Apple's press conference today announcing how it will handle the iPhone 4 antenna came as no great shock to me. Disappointment; yes. But shock; no!
Apple will not be recalling the iPhone 4, despite a flaw in the antenna design and a software bug that causes the proximity sensor to drop calls (to be fixed in an upcoming software patch, hopefully). Nor, will Apple temporarily stop selling the iPhone 4 and fix the problem at the factory before shipping them out in the first place. I'm thinking of my small business owner friend, Zelda, in Austin who pointed out that she had to wait an extra six weeks last year to get a new Nokia phone she had her eye on. There was some glitch with the phone and Nokia just stopped selling it for six weeks until they worked out the bug. Voluntarily. Hey Apple, what a novel idea!
Anyway, those are the two things Steve Jobs should have announced today, along with a big mea culpa and a "I'm sorry".
Still waiting on the "I'm sorry", too.
Here's what Steve Jobs did offer:
1. Free bumpers to cover the exposed outer band antenna. Cost to Apple: $1 a bumper, even though they retail for $30. How generous! If you bought one already, they will refund your money.
2. You can return the iPhone for a full refund. (Whoopee!)
The rest of the press conference was pretty much Jobs poo-poo'ing the whole thing. There was a long diatribe about this wasn't a big deal because so few have returned their phone and while admitting that there is a problem he lamely tried to make a case that it happens with other smartphones too. (They just have the good sense to put the antenna inside the phone away from direct grip from a human hand, so not like this, Steve. P.S. I don't see Consumer Reports recommending that we don't buy a Droid or a Blackberry.).

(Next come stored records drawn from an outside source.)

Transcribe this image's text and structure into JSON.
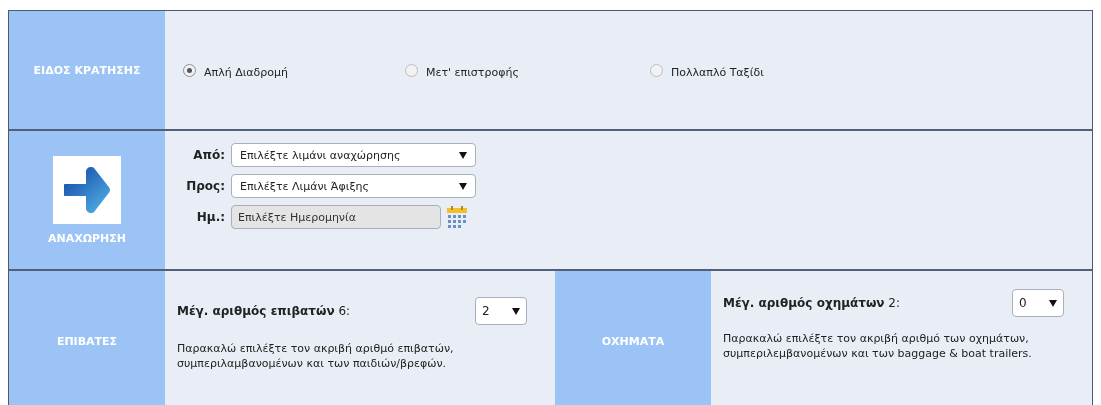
{
  "booking_type": {
    "label": "ΕΙΔΟΣ ΚΡΑΤΗΣΗΣ",
    "options": [
      {
        "label": "Απλή Διαδρομή",
        "selected": true
      },
      {
        "label": "Μετ' επιστροφής",
        "selected": false
      },
      {
        "label": "Πολλαπλό Ταξίδι",
        "selected": false
      }
    ]
  },
  "departure": {
    "label": "ΑΝΑΧΩΡΗΣΗ",
    "fields": [
      {
        "kind": "select",
        "label": "Από:",
        "value": "Επιλέξτε λιμάνι αναχώρησης"
      },
      {
        "kind": "select",
        "label": "Προς:",
        "value": "Επιλέξτε Λιμάνι Άφιξης"
      },
      {
        "kind": "date",
        "label": "Ημ.:",
        "placeholder": "Επιλέξτε Ημερομηνία"
      }
    ]
  },
  "passengers": {
    "label": "ΕΠΙΒΑΤΕΣ",
    "max_label": "Μέγ. αριθμός επιβατών",
    "max_value": "6:",
    "value": "2",
    "note": "Παρακαλώ επιλέξτε τον ακριβή αριθμό επιβατών, συμπεριλαμβανομένων και των παιδιών/βρεφών."
  },
  "vehicles": {
    "label": "ΟΧΗΜΑΤΑ",
    "max_label": "Μέγ. αριθμός οχημάτων",
    "max_value": "2:",
    "value": "0",
    "note": "Παρακαλώ επιλέξτε τον ακριβή αριθμό των οχημάτων, συμπεριλεμβανομένων και των baggage & boat trailers."
  }
}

By the way, in other Apple news today...
The San Mateo, CA DA's office has quietly withdrawn the search warrant used to raid Gizmodo.com blogger, Jason Chen's personal home. About half a dozen computers and servers were seized in the raid in the wake of Chen getting hold of a leaked prototype of the then not-yet-released iPhone 4 and writing a review about it. An Apple executive sits on the board of directors of the cybercrime public agency that jointly filed the search warrant. P.S. California has a shield law that requires a subpoena and a damn good reason to seize a reporter's materials. There wasn't one in this case.
One last footnote as we drift into the weekend...
Apple is Steve Jobs and Steve Jobs is Apple. Steve Jobs is Apple's greatest asset and liability. That's just a fact. Steve Jobs is a genius, a visionary and history has demonstrated that Apple can't lead the blind in prayer without him (anyone besides me remember the John Scully era - insert shiver up spine). To the Apple legions, Steve Jobs is a messianic-like figure. That's dangerous. This week we got a glimpse of it.
Really big publicly traded companies need to behave like really big publicly traded companies and not like a petulant teen who can't admit a mistake, much less take FULL responsibility to fix it and make amends. Offering a limp work-around for a high end product and packaging it in a slick big screen presentation that invalidates the problem in the first place is the response of one dysfunctional person. It is not the actions of a collaborating crisis management team acting with cool ration.
One thing Apple is not, is a "flat organization". That's what I saw today.
Last updated: Jul 16, 2010
RENEE ORICCHIO is a technology writer and former supervising news producer for CNN Financial News. She has been covering the computer industry since 1987. @oricchio